You will need to keep in close contact with your primary care doctor regarding any long term medications you are currently on. Your doctor will determine whether medications for blood pressure, diabetes, etc., can be stopped when the conditions for which they are taken improve or resolve after weight loss bariatric surgery. For meds that need to be continued, the vast majority can be swallowed, absorbed and work the same as before weight loss bariatric surgery. Change in dosage may be required with weight loss but will need to be discussed with your primary care doctor. Two classes of medications that should be discussed during your consultation with your surgeon are diuretics (fluid pills) and NSAIDs (most over-the-counter pain medicines). NSAIDs (ibuprofen, naproxen, etc.) may create ulcers in the small pouch or the attached bowel. Most diuretic medicines make the kidneys lose potassium. With the dramatically reduced intake experienced by most weight loss bariatric surgery patients, they are not able to take in enough potassium from food to compensate. When potassium levels get too low, it can lead to fatal heart problems.

Most patients say no. In fact, for the first 4-6 weeks patients have almost no appetite. Over the next several months the appetite returns, but it tends not to be a ravenous "eat everything in the cupboard" type of hunger.

Many people heavy enough to meet the surgical criteria for weight loss bariatric surgery have stretched their skin beyond the point from which it can "snap back." Some patients will choose to have plastic bariatric surgery to remove loose or excess skin after they have lost their excess weight. Insurance generally does not pay for this type of bariatric surgery (often seen as elective bariatric surgery). However, some do pay for certain types of bariatric surgery to remove excess skin when complications arise from these excess skin folds. Ask your surgeon about your need for a skin removal procedure.

Find a Doctor

Looking for a doctor? Perform a quick search by name or browse by specialty.

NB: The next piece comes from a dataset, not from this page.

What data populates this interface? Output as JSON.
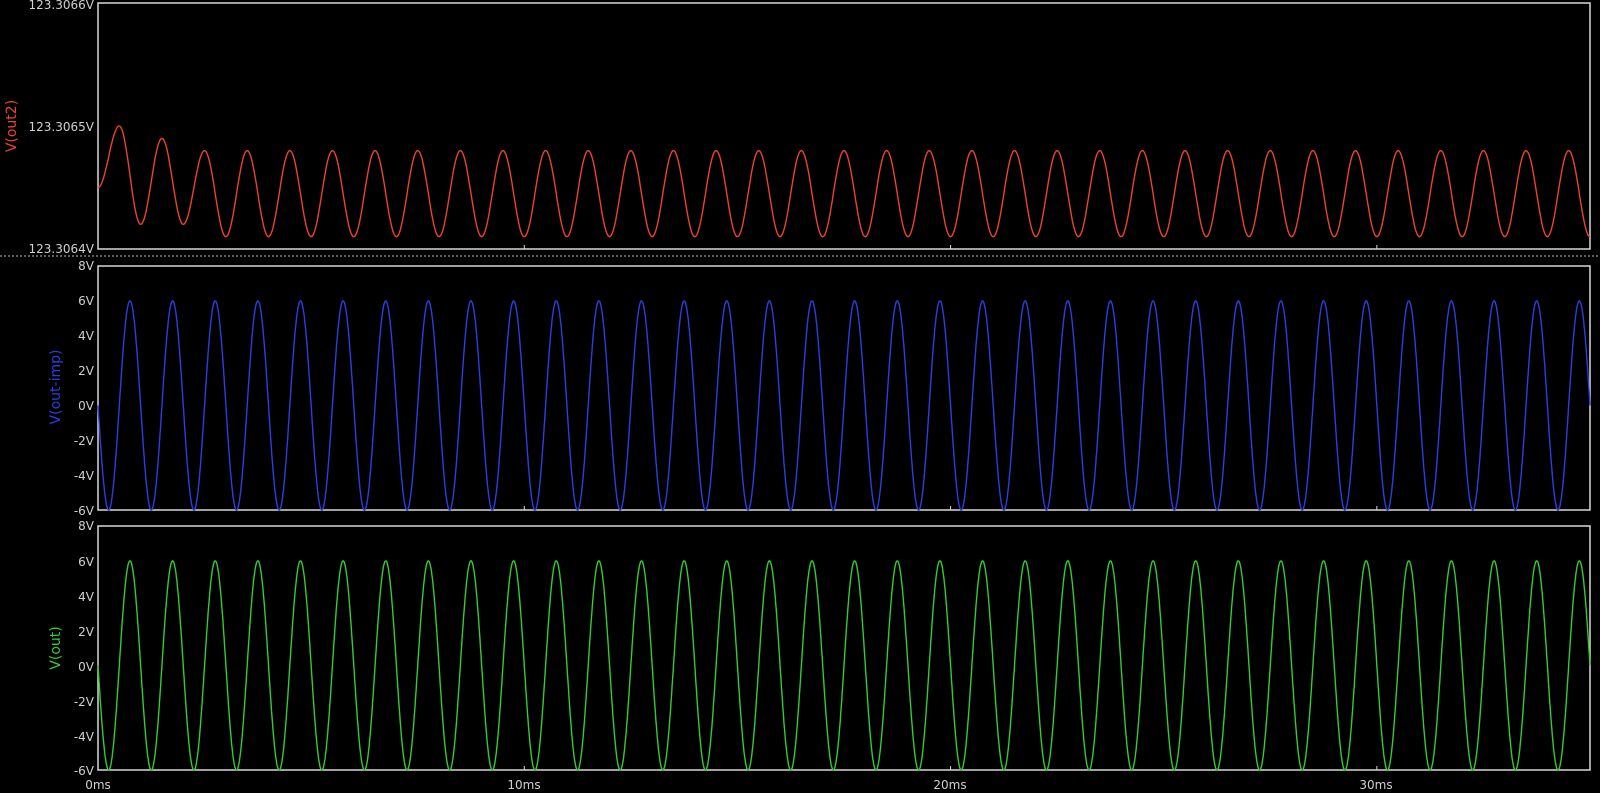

Sign up for a free weight loss seminar

U.S. News & World Report

U.S News & World Report has recognized Baylor St. Luke's Medical Center as one of the best hospitals for several specialties.